Academic research institutions are also playing a part in this development by introducing business courses to their graduate programs. These efforts are churning out a new generation of industry-savvy scientists and advocating a vibrant and dynamic entrepreneurial culture, essential for biotech startup activity. There are now new partnerships of academic institutions and pharmaceutical companies working together to more effectively develop drugs from the discoveries made in reasearch labs and accelerating early-stage drug discovery.

There are now more opportunities for funding early proof-of-concept biopharmaceutical projects through government incentives and a new wave of angel investors. These high-risk projects have been underfunded, but they are crucial for facilitating the transition from academic research to business operations.

Large accelerator programs such as Accelerator Corp., are coming to New York City, providing management and financing to biotech startups. In addition, the NYCEDC recently provided a seed grant to Harlem Biospace, a 2,000-square-foot incubator for young spin-out companies that provides shared equipment and affordable rent.

Harlem Biospace is the first initiative to diverge from the traditional development model, which favors large, expensive, and geographically distant incubators. As such, it represents a significant step toward encouraging new companies to stay in New York City. However, many essential resources will need to become more available—and affordable—before startup companies can flourish.

Building Momentum

New York City’s biotech hub has arrived at a crucial moment. Thus far, it has managed to become a serious contender in biotech. It has made the most of its academic and intellectual resources, encouraging established companies to open offices, branches, and research arms within its boundaries.

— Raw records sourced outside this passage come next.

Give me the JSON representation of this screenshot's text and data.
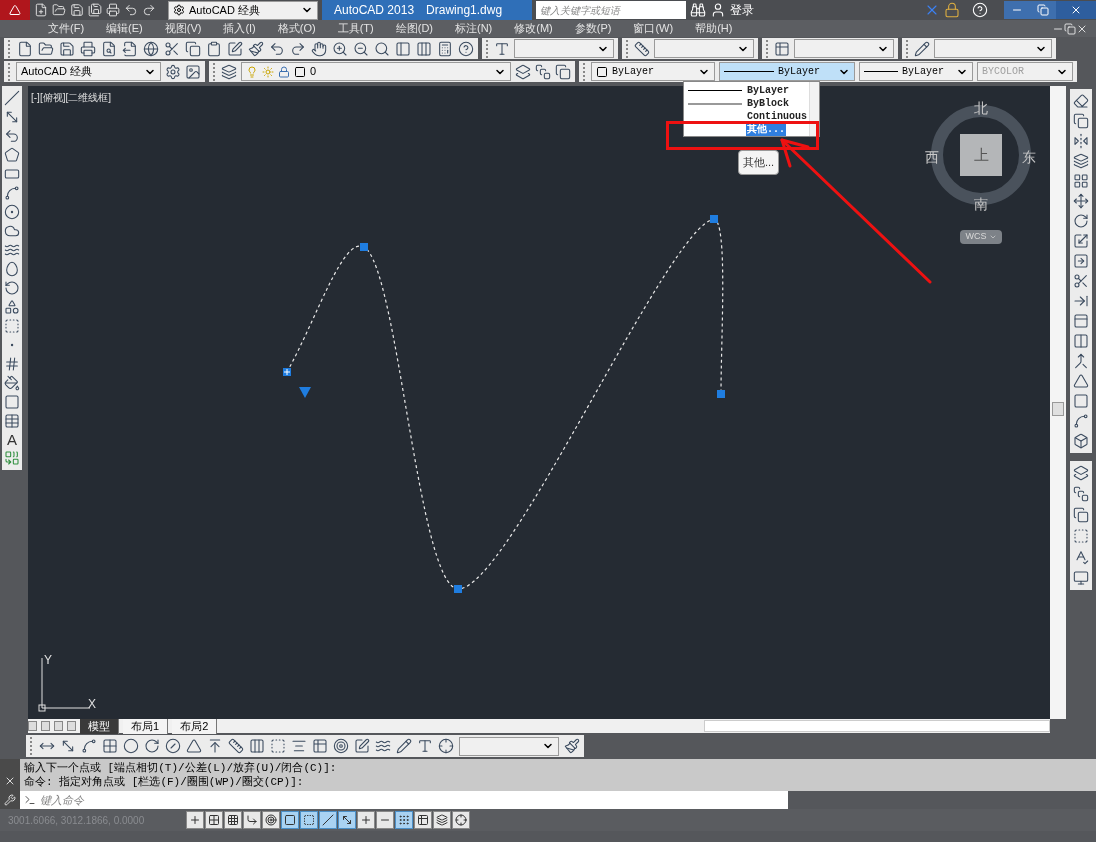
{
  "title_bar": {
    "workspace": "AutoCAD 经典",
    "app_title": "AutoCAD 2013",
    "document": "Drawing1.dwg",
    "search": {
      "placeholder": "键入关键字或短语"
    },
    "sign_in": "登录"
  },
  "menu_bar": [
    "文件(F)",
    "编辑(E)",
    "视图(V)",
    "插入(I)",
    "格式(O)",
    "工具(T)",
    "绘图(D)",
    "标注(N)",
    "修改(M)",
    "参数(P)",
    "窗口(W)",
    "帮助(H)"
  ],
  "layers_toolbar": {
    "workspace": "AutoCAD 经典",
    "layer": "0"
  },
  "properties_toolbar": {
    "color_setting": "ByLayer",
    "linetype": "ByLayer",
    "lineweight": "ByLayer",
    "plot_style": {
      "value": "BYCOLOR",
      "disabled": true
    }
  },
  "linetype_dropdown": {
    "expanded": true,
    "options": [
      {
        "label": "ByLayer",
        "kind": "solid",
        "selected": false
      },
      {
        "label": "ByBlock",
        "kind": "grey",
        "selected": false
      },
      {
        "label": "Continuous",
        "kind": "none",
        "selected": false
      },
      {
        "label": "其他...",
        "kind": "none",
        "selected": true
      }
    ]
  },
  "tooltip": "其他...",
  "draw_toolbar": {
    "text_tool": "A"
  },
  "viewport_label": "[-][俯视][二维线框]",
  "viewcube": {
    "north": "北",
    "south": "南",
    "east": "东",
    "west": "西",
    "top": "上",
    "ucs": "WCS"
  },
  "ucs_icon": {
    "x": "X",
    "y": "Y"
  },
  "layout_tabs": [
    {
      "label": "模型",
      "selected": true
    },
    {
      "label": "布局1",
      "selected": false
    },
    {
      "label": "布局2",
      "selected": false
    }
  ],
  "command_history": [
    "输入下一个点或 [端点相切(T)/公差(L)/放弃(U)/闭合(C)]:",
    "命令: 指定对角点或 [栏选(F)/圈围(WP)/圈交(CP)]:"
  ],
  "command_input": {
    "placeholder": "键入命令"
  },
  "status_bar": {
    "coordinates": "3001.6066, 3012.1866, 0.0000",
    "toggles": [
      {
        "on": false
      },
      {
        "on": false
      },
      {
        "on": false
      },
      {
        "on": false
      },
      {
        "on": false
      },
      {
        "on": true
      },
      {
        "on": true
      },
      {
        "on": true
      },
      {
        "on": true
      },
      {
        "on": false
      },
      {
        "on": false
      },
      {
        "on": true
      },
      {
        "on": false
      },
      {
        "on": false
      },
      {
        "on": false
      }
    ]
  }
}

As New York City’s biotech hub continues to develop, it will need to do more to encourage sprouting from academia. In addition, it will need to foster a culture for biotech startups. For New York City to match or even exceed the Bay area and Boston as a biotech hub, the focus in the next few years should be on growing an environment that can springboard early-stage innovation. New York City needs more diversified offerings in terms of facilities for young and emerging companies.